To which the Luxury Manager is shown to have emailed back on the same day, “Noted. Thank you for letting me know” and arranged for the return of Aly’s belongings.
Per the lawsuit documents, almost exactly a year later, in October of 2019, Aly was complimented on her coat by a woman who said she worked at The RealReal. When Aly mentioned not consigning with the platform in the past due to the low item pricing, the woman allegedly said, "Check us out again because a lot has changed / improved in the past year."
On October 9, 2019 a Senior Group Manager contacted Aly about scheduling an in-home pickup of her belongings to assess their potential resale value. On November 11, Aly responded stating she was again, merely seeking a price assessment before moving ahead with any consignment agreement. On November 15, another Luxury Manager from The RealReal met Aly and picked up 131 items. Four days later, an additional 7 items from Aly’s doorman. Aly claims to have never been presented with a Consignment Agreement from The RealReal.
Aly estimates that the value of the pieces picked up totaled ~$232,000. According to the lawsuit, 138 items included pieces from Bottega Venetta, Hermès, Christian Dior, Givenchy, Gucci, Fendi, Chloé, Balenciaga, Alexander Wang, Chanel, Yves Saint Laurent, and Saint Laurent.
Throughout correspondence in October 2019 through January 2020, Aly repeatedly stated (via text, email, and verbally) she was simply seeking pricing again.
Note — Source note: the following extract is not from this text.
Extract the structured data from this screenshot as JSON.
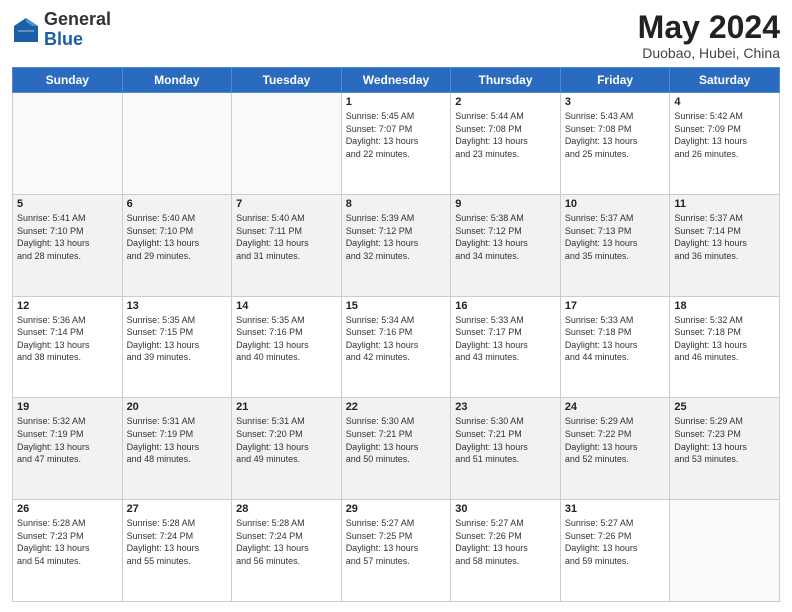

Below are a sampling, more can be found throughout this piece and via the court exhibits in our appendix below.
Quick very, very important thing to remember: As we’ll discuss in greater detail later, The RealReal’s Consignment/Sales Agreement Contract states that once the items are received at the warehouse and approved by the platform, they are immediately uploaded and listed for sale.
When reading through the email threads as a third party, it was evident that three things are true: 1) The RealReal was proceeding with what appears to be their standard practice of uploading items for sale upon receipt. 2) Aly had stated in writing that she was only looking for an initial price assessment, so her understanding is that The RealReal team is getting her those prices to review. 3) When Aly had approached The RealReal a year earlier in 2018 for a price assessment, she was indeed given a preliminary price list for her items on which she ultimately decided not to consign with The RealReal.
In understanding those three facts, suddenly the email threads can be read through both perspectives and see the two varying expectations for a final outcome. Intentional or not, The RealReal’s communication feels to me like they’re aware of this misunderstanding– and while reminding Aly of the pricing being uploaded to the dashboard, they *never* outright say: the pricing being live on the dashboard is a result of your items being listed for sale.
Let’s take a look at an example, this is an email from Aly’s Luxury Manager on December 4th:
Again, the email can be read in two, very true ways ie: “start the consignment process” can mean both “get you an initial price list before listing” AND “process your items for sale.” Starting to see some 🚩 🚩s? Also, “… we aren’t unable to provide final pricing until…” Freudian slip? Couldn’t decide between “we aren’t” and “we’re unable”? Who knows!
So in my opinion (hi lawyers):
At best, this makes The RealReal look incompetent– the Luxury Manager has forgetten Aly’s written request for an initial price assessment.
At worst, this makes The RealReal look calculating and dishonest– ignoring Aly’s written request and proceeding with the sales process while being deliberately vague in their communications. This allows them to argue that they’ve been telling Aly they’re going ahead with the sale the whole time.
Curious as to which one it was.
This piece was too long for email but please continue reading here!